|International Classification||F17C13/08, F17C1/00|
|Cooperative Classification||Y10S220/901, F17C2209/00, F17C2209/232, F17C2203/0617, F17C2205/018, F17C2221/035, F17C2203/012, F17C2223/0153, F17C2201/0152, F17C2209/221, F17C2203/013, F17C2270/011, F17C2201/0171, F17C2201/035, F17C2203/0639, F17C2201/032, F17C2260/018, F17C2201/054, F17C2201/052, F17C2205/0379, F17C2221/033, F17C2223/033, F17C1/002, F17C2201/0166, F17C2270/0136, F17C2203/0648, F17C2270/0105, F17C2205/0192|
|Dec 8, 1982||AS||Assignment|
Owner name: OCEAN PHOENIX HOLDINGS N.V. P.O. BOX 564, WILLEMST
Free format text: ASSIGNMENT OF ASSIGNORS INTEREST.;ASSIGNOR:FFOOKS, ROGER C.;REEL/FRAME:004076/0288

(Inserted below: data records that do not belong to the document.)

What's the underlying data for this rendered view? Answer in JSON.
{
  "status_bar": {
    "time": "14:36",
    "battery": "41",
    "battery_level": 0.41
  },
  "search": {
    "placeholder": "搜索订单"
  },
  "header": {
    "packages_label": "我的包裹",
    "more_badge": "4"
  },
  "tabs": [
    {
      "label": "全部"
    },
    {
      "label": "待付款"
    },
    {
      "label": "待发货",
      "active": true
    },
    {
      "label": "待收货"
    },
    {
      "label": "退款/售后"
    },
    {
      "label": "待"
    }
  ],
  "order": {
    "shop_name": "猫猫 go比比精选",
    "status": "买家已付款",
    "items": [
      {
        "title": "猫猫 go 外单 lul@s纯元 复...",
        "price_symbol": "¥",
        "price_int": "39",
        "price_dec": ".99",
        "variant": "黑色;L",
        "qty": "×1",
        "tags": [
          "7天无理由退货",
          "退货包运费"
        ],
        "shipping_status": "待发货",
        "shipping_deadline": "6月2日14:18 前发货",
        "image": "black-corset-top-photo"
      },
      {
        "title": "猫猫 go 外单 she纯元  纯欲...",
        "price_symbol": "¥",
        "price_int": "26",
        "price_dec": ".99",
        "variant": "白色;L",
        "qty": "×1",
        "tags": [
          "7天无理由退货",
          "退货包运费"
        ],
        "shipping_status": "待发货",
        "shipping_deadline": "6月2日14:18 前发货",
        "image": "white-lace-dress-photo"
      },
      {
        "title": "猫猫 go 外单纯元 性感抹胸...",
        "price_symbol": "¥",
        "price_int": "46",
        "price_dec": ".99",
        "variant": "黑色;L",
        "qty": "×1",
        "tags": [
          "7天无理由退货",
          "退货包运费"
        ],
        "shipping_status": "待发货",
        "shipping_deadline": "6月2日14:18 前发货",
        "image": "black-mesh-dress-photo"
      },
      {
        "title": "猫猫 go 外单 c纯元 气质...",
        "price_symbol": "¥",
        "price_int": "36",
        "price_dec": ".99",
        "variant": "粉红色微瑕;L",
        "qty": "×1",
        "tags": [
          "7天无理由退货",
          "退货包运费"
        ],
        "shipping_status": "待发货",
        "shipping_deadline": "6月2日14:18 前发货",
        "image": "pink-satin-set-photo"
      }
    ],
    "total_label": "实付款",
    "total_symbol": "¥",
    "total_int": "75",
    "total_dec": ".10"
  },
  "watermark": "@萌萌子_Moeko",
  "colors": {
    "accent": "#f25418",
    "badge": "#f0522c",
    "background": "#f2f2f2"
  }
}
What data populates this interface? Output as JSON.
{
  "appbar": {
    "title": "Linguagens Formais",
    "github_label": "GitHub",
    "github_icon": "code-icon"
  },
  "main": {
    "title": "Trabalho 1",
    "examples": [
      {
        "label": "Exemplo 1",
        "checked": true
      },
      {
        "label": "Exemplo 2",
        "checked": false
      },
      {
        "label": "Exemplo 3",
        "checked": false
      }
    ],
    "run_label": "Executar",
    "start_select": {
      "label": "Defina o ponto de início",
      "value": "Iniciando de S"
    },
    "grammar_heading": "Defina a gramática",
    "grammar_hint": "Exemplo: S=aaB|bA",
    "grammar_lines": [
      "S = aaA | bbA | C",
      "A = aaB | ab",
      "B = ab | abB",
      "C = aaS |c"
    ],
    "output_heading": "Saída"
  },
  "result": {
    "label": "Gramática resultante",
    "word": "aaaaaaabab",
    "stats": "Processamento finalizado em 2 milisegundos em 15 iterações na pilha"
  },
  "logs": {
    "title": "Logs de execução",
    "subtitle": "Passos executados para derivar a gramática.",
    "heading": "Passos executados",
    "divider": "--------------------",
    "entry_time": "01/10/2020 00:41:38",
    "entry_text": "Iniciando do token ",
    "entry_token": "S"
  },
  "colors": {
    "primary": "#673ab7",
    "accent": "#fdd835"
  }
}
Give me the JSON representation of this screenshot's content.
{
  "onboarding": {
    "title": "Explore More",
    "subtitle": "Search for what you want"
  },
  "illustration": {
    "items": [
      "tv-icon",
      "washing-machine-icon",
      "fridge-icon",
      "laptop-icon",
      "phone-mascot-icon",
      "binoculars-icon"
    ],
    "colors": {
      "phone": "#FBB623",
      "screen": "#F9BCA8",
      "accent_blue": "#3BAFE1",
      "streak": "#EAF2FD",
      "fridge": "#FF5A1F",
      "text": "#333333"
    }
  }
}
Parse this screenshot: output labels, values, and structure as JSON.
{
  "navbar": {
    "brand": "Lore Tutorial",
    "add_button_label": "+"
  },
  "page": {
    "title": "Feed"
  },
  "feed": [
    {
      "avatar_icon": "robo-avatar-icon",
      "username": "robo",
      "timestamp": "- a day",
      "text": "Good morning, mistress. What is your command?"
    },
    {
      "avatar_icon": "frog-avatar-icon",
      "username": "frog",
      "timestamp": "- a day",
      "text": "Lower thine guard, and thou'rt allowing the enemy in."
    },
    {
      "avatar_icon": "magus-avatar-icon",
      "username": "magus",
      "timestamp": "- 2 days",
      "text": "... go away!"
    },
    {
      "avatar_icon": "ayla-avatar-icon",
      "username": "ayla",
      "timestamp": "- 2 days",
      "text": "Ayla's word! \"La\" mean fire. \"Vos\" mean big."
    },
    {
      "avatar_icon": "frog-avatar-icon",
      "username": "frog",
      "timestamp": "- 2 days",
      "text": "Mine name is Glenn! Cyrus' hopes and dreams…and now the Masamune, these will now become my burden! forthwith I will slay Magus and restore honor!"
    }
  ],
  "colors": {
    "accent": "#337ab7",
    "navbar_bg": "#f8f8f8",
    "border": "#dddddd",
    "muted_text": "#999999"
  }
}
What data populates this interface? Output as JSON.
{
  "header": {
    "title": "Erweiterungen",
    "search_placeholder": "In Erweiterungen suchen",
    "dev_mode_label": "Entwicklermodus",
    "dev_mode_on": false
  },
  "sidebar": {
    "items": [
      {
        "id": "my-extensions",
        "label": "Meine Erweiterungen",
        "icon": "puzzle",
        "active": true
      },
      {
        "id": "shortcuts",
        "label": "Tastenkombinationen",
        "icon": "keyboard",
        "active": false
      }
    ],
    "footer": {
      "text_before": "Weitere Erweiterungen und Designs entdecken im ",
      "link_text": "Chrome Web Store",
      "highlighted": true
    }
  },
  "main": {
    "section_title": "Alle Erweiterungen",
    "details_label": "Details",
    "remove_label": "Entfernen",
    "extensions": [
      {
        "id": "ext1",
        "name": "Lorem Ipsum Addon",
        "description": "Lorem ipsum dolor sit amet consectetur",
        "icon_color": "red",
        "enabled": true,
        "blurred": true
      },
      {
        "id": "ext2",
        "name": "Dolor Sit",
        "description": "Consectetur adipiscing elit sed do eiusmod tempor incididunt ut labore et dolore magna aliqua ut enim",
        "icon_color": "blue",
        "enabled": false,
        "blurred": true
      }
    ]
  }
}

Effective date: 19821212
|Dec 11, 1984||CC||Certificate of correction|
|Jan 6, 1988||FPAY||Fee payment|
Year of fee payment: 4
|Jan 3, 1992||FPAY||Fee payment|
Year of fee payment: 8
|Feb 20, 1996||REMI||Maintenance fee reminder mailed|
|Jul 14, 1996||LAPS||Lapse for failure to pay maintenance fees|
|Sep 24, 1996||FP||Expired due to failure to pay maintenance fee|
Effective date: 19960717